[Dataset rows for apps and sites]
---

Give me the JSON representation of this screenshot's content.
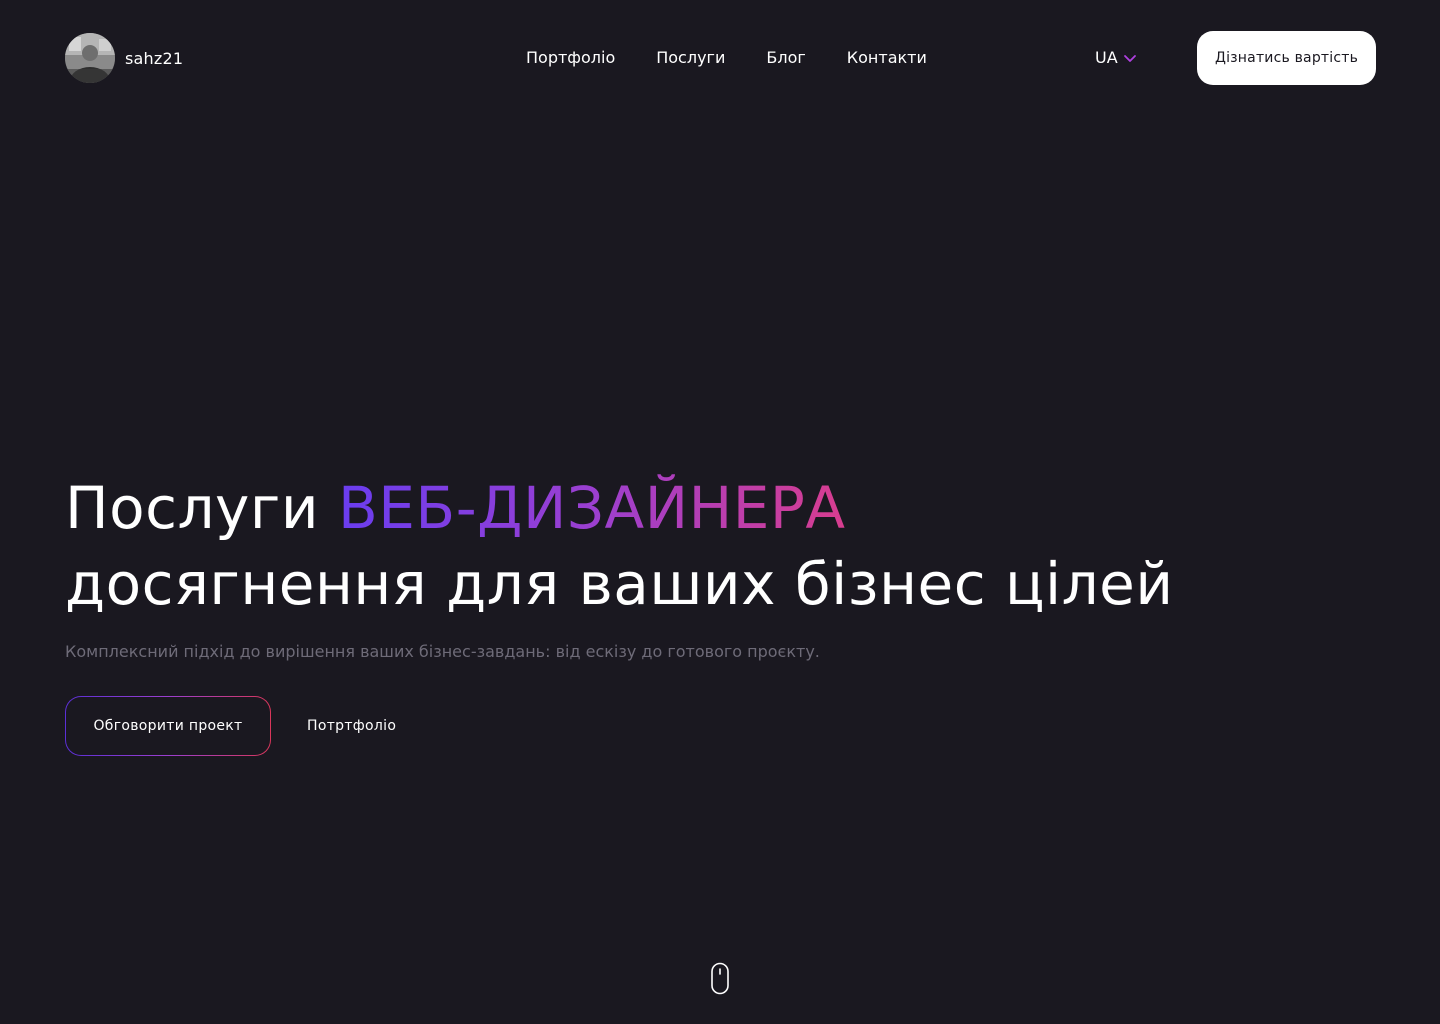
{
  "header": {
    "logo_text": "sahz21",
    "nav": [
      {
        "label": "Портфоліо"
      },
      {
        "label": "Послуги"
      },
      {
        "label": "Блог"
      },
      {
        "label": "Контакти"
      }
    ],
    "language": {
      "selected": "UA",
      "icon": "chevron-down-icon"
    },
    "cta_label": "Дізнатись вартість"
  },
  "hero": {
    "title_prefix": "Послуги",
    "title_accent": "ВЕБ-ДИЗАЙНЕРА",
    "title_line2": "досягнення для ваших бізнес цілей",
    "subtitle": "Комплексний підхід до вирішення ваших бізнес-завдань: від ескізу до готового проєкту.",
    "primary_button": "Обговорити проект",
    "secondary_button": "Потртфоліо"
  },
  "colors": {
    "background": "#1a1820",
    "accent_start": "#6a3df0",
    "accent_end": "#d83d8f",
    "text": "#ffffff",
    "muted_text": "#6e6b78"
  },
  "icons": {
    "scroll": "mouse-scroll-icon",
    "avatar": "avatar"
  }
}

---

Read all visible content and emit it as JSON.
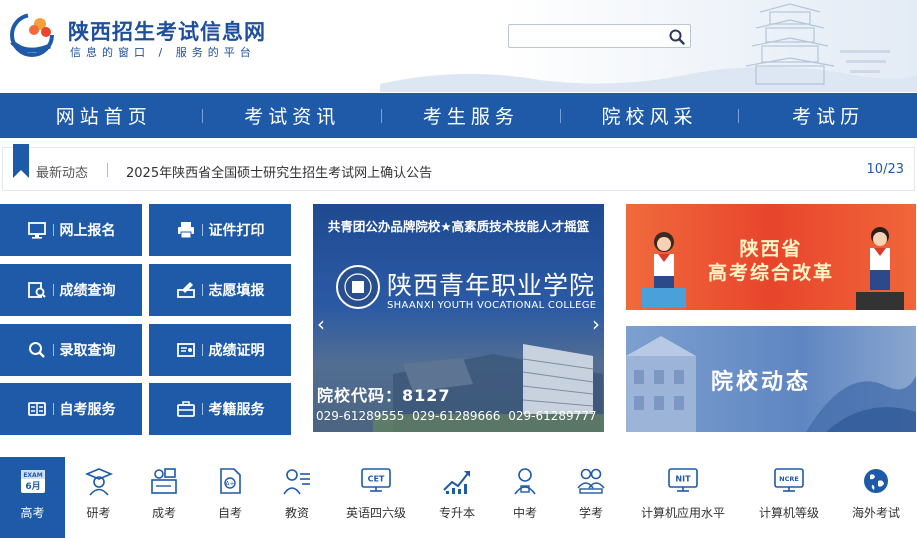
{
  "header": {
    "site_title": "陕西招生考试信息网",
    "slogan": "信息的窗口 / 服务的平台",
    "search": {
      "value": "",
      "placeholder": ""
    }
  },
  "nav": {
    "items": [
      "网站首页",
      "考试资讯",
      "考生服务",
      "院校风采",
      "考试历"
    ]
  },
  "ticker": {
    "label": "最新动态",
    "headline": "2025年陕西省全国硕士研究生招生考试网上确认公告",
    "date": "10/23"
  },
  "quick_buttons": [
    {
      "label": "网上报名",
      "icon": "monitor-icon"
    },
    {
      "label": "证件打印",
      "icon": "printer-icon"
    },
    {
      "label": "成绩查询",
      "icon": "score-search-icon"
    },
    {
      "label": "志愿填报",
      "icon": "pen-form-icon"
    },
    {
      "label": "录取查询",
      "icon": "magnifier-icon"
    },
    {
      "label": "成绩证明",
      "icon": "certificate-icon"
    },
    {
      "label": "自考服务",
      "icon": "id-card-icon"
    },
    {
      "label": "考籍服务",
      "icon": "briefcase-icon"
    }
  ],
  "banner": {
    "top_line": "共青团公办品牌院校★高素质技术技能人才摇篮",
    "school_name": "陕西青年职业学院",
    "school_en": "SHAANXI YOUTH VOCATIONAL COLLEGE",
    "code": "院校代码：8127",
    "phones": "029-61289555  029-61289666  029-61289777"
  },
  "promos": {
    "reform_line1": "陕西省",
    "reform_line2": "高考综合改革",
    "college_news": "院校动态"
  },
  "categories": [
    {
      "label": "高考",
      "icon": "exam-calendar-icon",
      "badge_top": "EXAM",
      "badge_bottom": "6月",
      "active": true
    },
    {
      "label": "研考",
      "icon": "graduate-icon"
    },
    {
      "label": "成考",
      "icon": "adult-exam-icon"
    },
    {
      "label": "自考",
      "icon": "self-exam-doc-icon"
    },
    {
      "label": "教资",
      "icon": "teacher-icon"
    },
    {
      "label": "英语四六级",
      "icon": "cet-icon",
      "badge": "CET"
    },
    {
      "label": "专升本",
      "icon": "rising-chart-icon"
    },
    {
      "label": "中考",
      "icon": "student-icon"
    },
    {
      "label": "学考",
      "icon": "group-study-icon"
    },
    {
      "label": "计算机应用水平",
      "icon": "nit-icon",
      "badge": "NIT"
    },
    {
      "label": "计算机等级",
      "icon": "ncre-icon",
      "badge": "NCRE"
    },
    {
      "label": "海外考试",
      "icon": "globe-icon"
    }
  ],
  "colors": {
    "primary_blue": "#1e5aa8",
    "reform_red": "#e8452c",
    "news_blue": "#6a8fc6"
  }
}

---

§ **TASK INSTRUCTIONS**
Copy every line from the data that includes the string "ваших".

§ **WRITTEN RESPONSE**
    "title_line2": "досягнення для ваших бізнес цілей",
    "subtitle": "Комплексний підхід до вирішення ваших бізнес-завдань: від ескізу до готового проєкту.",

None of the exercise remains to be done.